### Task goal
Nothing but an exact copy of the records is expected here.

Collection entries:
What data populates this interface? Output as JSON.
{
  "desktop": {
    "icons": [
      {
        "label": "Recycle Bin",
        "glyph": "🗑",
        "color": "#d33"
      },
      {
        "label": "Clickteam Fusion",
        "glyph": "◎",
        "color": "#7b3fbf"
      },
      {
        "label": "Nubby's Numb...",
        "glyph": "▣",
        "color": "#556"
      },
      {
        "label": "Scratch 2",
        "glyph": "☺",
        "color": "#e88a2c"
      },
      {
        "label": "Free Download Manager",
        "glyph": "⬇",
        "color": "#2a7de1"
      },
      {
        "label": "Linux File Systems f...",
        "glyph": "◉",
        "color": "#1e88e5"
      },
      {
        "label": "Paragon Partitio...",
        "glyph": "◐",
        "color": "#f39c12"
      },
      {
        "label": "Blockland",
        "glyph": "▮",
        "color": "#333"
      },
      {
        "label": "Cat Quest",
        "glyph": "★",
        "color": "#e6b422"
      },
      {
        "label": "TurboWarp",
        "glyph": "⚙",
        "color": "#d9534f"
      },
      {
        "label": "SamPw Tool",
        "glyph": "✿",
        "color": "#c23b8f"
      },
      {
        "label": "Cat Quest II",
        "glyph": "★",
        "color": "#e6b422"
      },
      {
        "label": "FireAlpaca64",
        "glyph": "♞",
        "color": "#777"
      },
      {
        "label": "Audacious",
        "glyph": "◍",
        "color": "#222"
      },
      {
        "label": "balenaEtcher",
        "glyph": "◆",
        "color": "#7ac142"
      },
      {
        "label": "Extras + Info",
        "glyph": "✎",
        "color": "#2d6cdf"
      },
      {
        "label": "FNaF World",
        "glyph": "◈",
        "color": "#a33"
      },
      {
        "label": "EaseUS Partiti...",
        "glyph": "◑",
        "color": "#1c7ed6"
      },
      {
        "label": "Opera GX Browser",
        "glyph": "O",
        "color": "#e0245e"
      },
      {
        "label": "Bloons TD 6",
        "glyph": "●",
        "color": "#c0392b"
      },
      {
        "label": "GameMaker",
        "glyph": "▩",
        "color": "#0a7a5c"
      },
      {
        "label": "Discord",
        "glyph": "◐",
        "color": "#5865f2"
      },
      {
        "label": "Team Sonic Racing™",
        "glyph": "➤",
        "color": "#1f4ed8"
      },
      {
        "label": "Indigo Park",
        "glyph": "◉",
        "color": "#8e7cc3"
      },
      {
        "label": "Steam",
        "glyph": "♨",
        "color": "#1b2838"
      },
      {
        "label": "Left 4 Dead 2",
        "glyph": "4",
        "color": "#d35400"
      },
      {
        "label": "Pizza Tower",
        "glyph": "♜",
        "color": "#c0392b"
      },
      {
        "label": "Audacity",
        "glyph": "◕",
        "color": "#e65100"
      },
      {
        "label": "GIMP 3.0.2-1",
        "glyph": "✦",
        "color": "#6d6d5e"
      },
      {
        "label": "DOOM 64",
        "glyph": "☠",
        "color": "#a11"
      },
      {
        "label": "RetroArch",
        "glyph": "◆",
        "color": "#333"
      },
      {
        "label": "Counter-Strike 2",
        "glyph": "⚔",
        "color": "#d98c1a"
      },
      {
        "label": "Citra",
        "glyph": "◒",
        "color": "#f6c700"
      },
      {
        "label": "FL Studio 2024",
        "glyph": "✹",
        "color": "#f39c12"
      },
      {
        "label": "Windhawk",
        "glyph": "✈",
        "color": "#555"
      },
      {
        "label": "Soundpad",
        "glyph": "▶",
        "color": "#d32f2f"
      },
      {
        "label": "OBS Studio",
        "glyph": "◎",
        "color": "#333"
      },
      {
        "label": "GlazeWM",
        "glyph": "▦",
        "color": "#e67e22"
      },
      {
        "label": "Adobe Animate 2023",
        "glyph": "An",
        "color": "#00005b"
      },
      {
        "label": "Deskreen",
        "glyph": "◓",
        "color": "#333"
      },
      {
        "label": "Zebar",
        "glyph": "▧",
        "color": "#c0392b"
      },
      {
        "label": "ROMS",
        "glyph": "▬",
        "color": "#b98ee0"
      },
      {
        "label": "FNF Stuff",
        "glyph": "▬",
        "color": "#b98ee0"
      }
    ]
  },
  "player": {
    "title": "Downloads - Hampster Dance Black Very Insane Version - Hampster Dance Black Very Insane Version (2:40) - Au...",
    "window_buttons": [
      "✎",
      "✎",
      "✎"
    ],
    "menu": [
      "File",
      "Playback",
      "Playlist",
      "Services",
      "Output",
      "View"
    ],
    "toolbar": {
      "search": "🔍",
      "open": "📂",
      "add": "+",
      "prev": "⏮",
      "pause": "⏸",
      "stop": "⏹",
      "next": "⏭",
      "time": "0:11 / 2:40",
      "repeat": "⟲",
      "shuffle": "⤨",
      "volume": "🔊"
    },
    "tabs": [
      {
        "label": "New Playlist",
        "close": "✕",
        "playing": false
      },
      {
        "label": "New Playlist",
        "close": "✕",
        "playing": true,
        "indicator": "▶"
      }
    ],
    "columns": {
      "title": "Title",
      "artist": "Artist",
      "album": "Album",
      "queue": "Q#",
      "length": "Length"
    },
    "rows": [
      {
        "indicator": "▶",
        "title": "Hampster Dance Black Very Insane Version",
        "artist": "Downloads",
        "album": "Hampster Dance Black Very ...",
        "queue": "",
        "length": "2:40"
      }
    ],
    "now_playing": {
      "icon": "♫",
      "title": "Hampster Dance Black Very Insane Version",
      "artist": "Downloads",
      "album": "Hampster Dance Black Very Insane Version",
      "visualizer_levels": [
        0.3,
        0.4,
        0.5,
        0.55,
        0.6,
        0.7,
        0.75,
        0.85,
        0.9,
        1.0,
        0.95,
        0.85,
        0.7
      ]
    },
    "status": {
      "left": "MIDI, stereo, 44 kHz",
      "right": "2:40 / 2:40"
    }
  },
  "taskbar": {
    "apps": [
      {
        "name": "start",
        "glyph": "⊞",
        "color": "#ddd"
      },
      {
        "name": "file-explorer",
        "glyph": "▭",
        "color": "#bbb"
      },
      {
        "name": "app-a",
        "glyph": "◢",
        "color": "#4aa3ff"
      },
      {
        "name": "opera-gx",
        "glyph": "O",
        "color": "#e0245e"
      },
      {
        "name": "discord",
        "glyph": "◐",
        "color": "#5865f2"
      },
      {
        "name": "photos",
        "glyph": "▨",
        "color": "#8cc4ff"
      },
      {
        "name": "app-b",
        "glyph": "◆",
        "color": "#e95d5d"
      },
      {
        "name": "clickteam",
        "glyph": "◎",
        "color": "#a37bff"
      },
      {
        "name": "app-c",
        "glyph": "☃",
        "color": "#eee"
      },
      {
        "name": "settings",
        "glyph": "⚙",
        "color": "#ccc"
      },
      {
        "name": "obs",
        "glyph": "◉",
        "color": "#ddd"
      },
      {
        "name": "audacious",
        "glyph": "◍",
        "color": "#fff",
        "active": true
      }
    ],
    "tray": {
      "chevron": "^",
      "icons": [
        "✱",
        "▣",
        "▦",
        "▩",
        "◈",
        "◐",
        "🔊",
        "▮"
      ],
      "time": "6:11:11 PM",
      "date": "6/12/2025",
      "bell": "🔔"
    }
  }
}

### Reply to the exercise
What data populates this interface? Output as JSON.
{
  "desktop": {
    "icons": [
      {
        "label": "Recycle Bin",
        "glyph": "🗑",
        "color": "#d33"
      },
      {
        "label": "Clickteam Fusion",
        "glyph": "◎",
        "color": "#7b3fbf"
      },
      {
        "label": "Nubby's Numb...",
        "glyph": "▣",
        "color": "#556"
      },
      {
        "label": "Scratch 2",
        "glyph": "☺",
        "color": "#e88a2c"
      },
      {
        "label": "Free Download Manager",
        "glyph": "⬇",
        "color": "#2a7de1"
      },
      {
        "label": "Linux File Systems f...",
        "glyph": "◉",
        "color": "#1e88e5"
      },
      {
        "label": "Paragon Partitio...",
        "glyph": "◐",
        "color": "#f39c12"
      },
      {
        "label": "Blockland",
        "glyph": "▮",
        "color": "#333"
      },
      {
        "label": "Cat Quest",
        "glyph": "★",
        "color": "#e6b422"
      },
      {
        "label": "TurboWarp",
        "glyph": "⚙",
        "color": "#d9534f"
      },
      {
        "label": "SamPw Tool",
        "glyph": "✿",
        "color": "#c23b8f"
      },
      {
        "label": "Cat Quest II",
        "glyph": "★",
        "color": "#e6b422"
      },
      {
        "label": "FireAlpaca64",
        "glyph": "♞",
        "color": "#777"
      },
      {
        "label": "Audacious",
        "glyph": "◍",
        "color": "#222"
      },
      {
        "label": "balenaEtcher",
        "glyph": "◆",
        "color": "#7ac142"
      },
      {
        "label": "Extras + Info",
        "glyph": "✎",
        "color": "#2d6cdf"
      },
      {
        "label": "FNaF World",
        "glyph": "◈",
        "color": "#a33"
      },
      {
        "label": "EaseUS Partiti...",
        "glyph": "◑",
        "color": "#1c7ed6"
      },
      {
        "label": "Opera GX Browser",
        "glyph": "O",
        "color": "#e0245e"
      },
      {
        "label": "Bloons TD 6",
        "glyph": "●",
        "color": "#c0392b"
      },
      {
        "label": "GameMaker",
        "glyph": "▩",
        "color": "#0a7a5c"
      },
      {
        "label": "Discord",
        "glyph": "◐",
        "color": "#5865f2"
      },
      {
        "label": "Team Sonic Racing™",
        "glyph": "➤",
        "color": "#1f4ed8"
      },
      {
        "label": "Indigo Park",
        "glyph": "◉",
        "color": "#8e7cc3"
      },
      {
        "label": "Steam",
        "glyph": "♨",
        "color": "#1b2838"
      },
      {
        "label": "Left 4 Dead 2",
        "glyph": "4",
        "color": "#d35400"
      },
      {
        "label": "Pizza Tower",
        "glyph": "♜",
        "color": "#c0392b"
      },
      {
        "label": "Audacity",
        "glyph": "◕",
        "color": "#e65100"
      },
      {
        "label": "GIMP 3.0.2-1",
        "glyph": "✦",
        "color": "#6d6d5e"
      },
      {
        "label": "DOOM 64",
        "glyph": "☠",
        "color": "#a11"
      },
      {
        "label": "RetroArch",
        "glyph": "◆",
        "color": "#333"
      },
      {
        "label": "Counter-Strike 2",
        "glyph": "⚔",
        "color": "#d98c1a"
      },
      {
        "label": "Citra",
        "glyph": "◒",
        "color": "#f6c700"
      },
      {
        "label": "FL Studio 2024",
        "glyph": "✹",
        "color": "#f39c12"
      },
      {
        "label": "Windhawk",
        "glyph": "✈",
        "color": "#555"
      },
      {
        "label": "Soundpad",
        "glyph": "▶",
        "color": "#d32f2f"
      },
      {
        "label": "OBS Studio",
        "glyph": "◎",
        "color": "#333"
      },
      {
        "label": "GlazeWM",
        "glyph": "▦",
        "color": "#e67e22"
      },
      {
        "label": "Adobe Animate 2023",
        "glyph": "An",
        "color": "#00005b"
      },
      {
        "label": "Deskreen",
        "glyph": "◓",
        "color": "#333"
      },
      {
        "label": "Zebar",
        "glyph": "▧",
        "color": "#c0392b"
      },
      {
        "label": "ROMS",
        "glyph": "▬",
        "color": "#b98ee0"
      },
      {
        "label": "FNF Stuff",
        "glyph": "▬",
        "color": "#b98ee0"
      }
    ]
  },
  "player": {
    "title": "Downloads - Hampster Dance Black Very Insane Version - Hampster Dance Black Very Insane Version (2:40) - Au...",
    "window_buttons": [
      "✎",
      "✎",
      "✎"
    ],
    "menu": [
      "File",
      "Playback",
      "Playlist",
      "Services",
      "Output",
      "View"
    ],
    "toolbar": {
      "search": "🔍",
      "open": "📂",
      "add": "+",
      "prev": "⏮",
      "pause": "⏸",
      "stop": "⏹",
      "next": "⏭",
      "time": "0:11 / 2:40",
      "repeat": "⟲",
      "shuffle": "⤨",
      "volume": "🔊"
    },
    "tabs": [
      {
        "label": "New Playlist",
        "close": "✕",
        "playing": false
      },
      {
        "label": "New Playlist",
        "close": "✕",
        "playing": true,
        "indicator": "▶"
      }
    ],
    "columns": {
      "title": "Title",
      "artist": "Artist",
      "album": "Album",
      "queue": "Q#",
      "length": "Length"
    },
    "rows": [
      {
        "indicator": "▶",
        "title": "Hampster Dance Black Very Insane Version",
        "artist": "Downloads",
        "album": "Hampster Dance Black Very ...",
        "queue": "",
        "length": "2:40"
      }
    ],
    "now_playing": {
      "icon": "♫",
      "title": "Hampster Dance Black Very Insane Version",
      "artist": "Downloads",
      "album": "Hampster Dance Black Very Insane Version",
      "visualizer_levels": [
        0.3,
        0.4,
        0.5,
        0.55,
        0.6,
        0.7,
        0.75,
        0.85,
        0.9,
        1.0,
        0.95,
        0.85,
        0.7
      ]
    },
    "status": {
      "left": "MIDI, stereo, 44 kHz",
      "right": "2:40 / 2:40"
    }
  },
  "taskbar": {
    "apps": [
      {
        "name": "start",
        "glyph": "⊞",
        "color": "#ddd"
      },
      {
        "name": "file-explorer",
        "glyph": "▭",
        "color": "#bbb"
      },
      {
        "name": "app-a",
        "glyph": "◢",
        "color": "#4aa3ff"
      },
      {
        "name": "opera-gx",
        "glyph": "O",
        "color": "#e0245e"
      },
      {
        "name": "discord",
        "glyph": "◐",
        "color": "#5865f2"
      },
      {
        "name": "photos",
        "glyph": "▨",
        "color": "#8cc4ff"
      },
      {
        "name": "app-b",
        "glyph": "◆",
        "color": "#e95d5d"
      },
      {
        "name": "clickteam",
        "glyph": "◎",
        "color": "#a37bff"
      },
      {
        "name": "app-c",
        "glyph": "☃",
        "color": "#eee"
      },
      {
        "name": "settings",
        "glyph": "⚙",
        "color": "#ccc"
      },
      {
        "name": "obs",
        "glyph": "◉",
        "color": "#ddd"
      },
      {
        "name": "audacious",
        "glyph": "◍",
        "color": "#fff",
        "active": true
      }
    ],
    "tray": {
      "chevron": "^",
      "icons": [
        "✱",
        "▣",
        "▦",
        "▩",
        "◈",
        "◐",
        "🔊",
        "▮"
      ],
      "time": "6:11:11 PM",
      "date": "6/12/2025",
      "bell": "🔔"
    }
  }
}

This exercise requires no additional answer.